This story is part of Endgames, a Digiday Media editorial package focused on what’s next, what’s coming, and what’s being phased out in the industries we cover. Access the rest of our Endgames coverage here; to read Glossy’s Engames coverage, click here; Modern Retail’s coverage is available here.
2020 was a tough time to be a retailer, unless you happen to be a billionaire with an eye for retail.
Nearly 30 retailers have filed for bankruptcy so far in 2020, closing thousands of stores. But a few of those businesses have been acquired by consortia like Authentic Brands Group. Most recently ABG has purchased Brooks Brothers, Forever 21 and Barneys — all ailing for their own set of reasons.
ABG’s philosophy seems simple, and predicated on past wins: buy low and eke out profit any way you can, every step of the way. That includes brand partnerships, licensing and keeping only the aspects of the business that have been shown bring returns. In 2020, that model was able to reach a scale never before seen. Retailers left and right have been crashing and burning, and ABG has been waiting in the wings to scoop up the right properties.
In August, ABG and Simon Property (via a combined entity called SPARC — Simon Properties Authentic Retail Concepts) scooped up Brooks Brothers at the discount price of $325 million. ABG expects to sign partners for Brooks Brothers furnishings, underwear, neckwear, hosiery, footwear, fragrance, beauty and other categories, or, as ABG’s CMO and Nick Woodhouse put it, “redefine the brand promise and reclaim its heritage with an eye focused on the future.” The project was one of cutting costs, focusing on the most profitable locations and quadrupling its online presence.
For years, ABG has purchased different businesses with the tying bind being that they had instant customer recognition. The portfolio includes Sports Illustrated, Juicy Couture, Frederick’s of Hollywood and Elvis Presley. For most of these, the play has been to license the name out and bring in cheap revenue. According to the New York Times, these names put together have brought in $15 billion annually.

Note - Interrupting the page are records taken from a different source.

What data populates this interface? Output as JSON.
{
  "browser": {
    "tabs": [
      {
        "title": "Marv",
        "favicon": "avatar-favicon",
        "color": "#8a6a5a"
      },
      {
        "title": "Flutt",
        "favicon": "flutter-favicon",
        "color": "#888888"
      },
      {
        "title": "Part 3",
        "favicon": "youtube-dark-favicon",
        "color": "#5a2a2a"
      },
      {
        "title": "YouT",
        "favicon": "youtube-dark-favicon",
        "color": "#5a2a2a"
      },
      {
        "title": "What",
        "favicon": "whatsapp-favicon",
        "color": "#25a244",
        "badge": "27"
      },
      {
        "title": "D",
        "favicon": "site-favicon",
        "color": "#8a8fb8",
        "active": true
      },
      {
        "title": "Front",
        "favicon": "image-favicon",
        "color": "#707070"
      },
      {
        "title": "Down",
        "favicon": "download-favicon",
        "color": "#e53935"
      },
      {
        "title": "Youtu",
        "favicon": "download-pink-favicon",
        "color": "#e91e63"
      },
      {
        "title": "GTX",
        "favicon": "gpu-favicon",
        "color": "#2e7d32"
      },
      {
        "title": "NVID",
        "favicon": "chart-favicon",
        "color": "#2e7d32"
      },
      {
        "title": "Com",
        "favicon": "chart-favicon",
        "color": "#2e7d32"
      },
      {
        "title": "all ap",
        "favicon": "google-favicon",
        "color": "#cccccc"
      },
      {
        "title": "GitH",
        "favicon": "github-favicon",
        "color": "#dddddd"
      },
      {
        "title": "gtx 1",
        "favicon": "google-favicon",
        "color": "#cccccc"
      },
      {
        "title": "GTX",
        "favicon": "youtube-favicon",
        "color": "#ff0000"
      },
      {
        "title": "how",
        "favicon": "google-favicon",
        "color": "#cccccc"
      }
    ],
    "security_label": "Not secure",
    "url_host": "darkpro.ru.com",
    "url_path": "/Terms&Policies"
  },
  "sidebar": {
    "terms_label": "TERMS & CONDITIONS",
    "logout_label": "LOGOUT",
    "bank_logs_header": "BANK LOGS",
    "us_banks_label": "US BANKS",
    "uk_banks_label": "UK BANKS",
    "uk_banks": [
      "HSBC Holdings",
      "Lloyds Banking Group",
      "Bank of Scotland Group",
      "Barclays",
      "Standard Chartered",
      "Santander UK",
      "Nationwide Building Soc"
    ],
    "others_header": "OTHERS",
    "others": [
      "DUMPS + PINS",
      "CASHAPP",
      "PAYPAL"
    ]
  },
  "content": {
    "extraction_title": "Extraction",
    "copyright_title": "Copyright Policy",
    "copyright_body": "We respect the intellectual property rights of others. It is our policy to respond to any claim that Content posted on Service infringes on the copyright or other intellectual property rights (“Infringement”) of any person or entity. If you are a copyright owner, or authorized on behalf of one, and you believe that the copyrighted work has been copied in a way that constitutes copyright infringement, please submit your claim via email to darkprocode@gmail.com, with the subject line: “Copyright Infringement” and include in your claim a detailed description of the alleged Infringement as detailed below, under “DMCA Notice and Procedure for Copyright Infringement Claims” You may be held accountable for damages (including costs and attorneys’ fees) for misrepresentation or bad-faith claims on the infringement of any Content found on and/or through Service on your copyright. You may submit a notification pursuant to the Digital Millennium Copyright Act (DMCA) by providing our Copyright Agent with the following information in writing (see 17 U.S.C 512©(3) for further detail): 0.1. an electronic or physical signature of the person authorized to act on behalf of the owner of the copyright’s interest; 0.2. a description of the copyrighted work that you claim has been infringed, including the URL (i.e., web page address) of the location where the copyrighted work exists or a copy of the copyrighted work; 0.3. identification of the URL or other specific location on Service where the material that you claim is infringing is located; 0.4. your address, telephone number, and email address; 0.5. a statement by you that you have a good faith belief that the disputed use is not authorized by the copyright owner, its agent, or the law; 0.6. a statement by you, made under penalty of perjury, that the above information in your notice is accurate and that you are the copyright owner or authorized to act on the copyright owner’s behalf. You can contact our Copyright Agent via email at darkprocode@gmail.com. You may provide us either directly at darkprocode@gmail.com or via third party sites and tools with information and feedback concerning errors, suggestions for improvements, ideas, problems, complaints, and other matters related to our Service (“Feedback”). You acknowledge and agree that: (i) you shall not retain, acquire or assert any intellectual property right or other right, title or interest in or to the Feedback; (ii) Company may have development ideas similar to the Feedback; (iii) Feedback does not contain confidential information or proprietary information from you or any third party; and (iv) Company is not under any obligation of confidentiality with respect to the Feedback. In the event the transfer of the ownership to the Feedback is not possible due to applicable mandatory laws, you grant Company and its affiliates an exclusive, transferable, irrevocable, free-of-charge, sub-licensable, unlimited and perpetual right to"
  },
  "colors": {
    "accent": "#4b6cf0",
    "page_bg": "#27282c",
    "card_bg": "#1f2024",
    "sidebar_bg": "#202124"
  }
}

But the coronavirus has laid bare how vulnerable many of these businesses are. Indeed, the long-term problem facing many legacy retailers came to a head over the course of weeks. Businesses like department stores, which have spotty e-commerce footprints and long relied on mall locations and in-store traffic, saw sales dry up. This past September, J.C. Penney reported $694 million in revenue, compared to $1.01 billion the same period a year earlier. Even Nordstrom — a department store considered to be better prepared for industry headwinds than most legacy players — saw sales drop 53% during the second quarter of 2020.
ABG’s counter is to add real estate to the mix. Working with a leading developer means more options open up in the game of buying retailers on the cheap. “By having your business partner be one of your biggest landlords, you can get a break on rent and make sure your locations are very strategic,” said retail consultant Rebekah Kondrat.
It’s a mutually beneficial relationship, said Kondrat; ABG gets to wield its axe to whittle down a brand, and “Simon gets to keep its mall occupancy and anchor tenants in those malls.”
Still, the time is ripe for more moves. Older brands are continuing to stumble, and repo men are preparing for the almost certain fire sale. Who’s next? Some experts believe Sur La Table or even a mall staple like AMC theaters. “What happens if those [mall] tenants go under?” asked Kondrat. “Do you buy them too?”
Whoever it is, the billionaires are keeping an eye out. “We are certainly not done with the fallout,” said retail analyst Steve Dennis. “There are going to be incredibly great names and assets that are available at incredible prices.”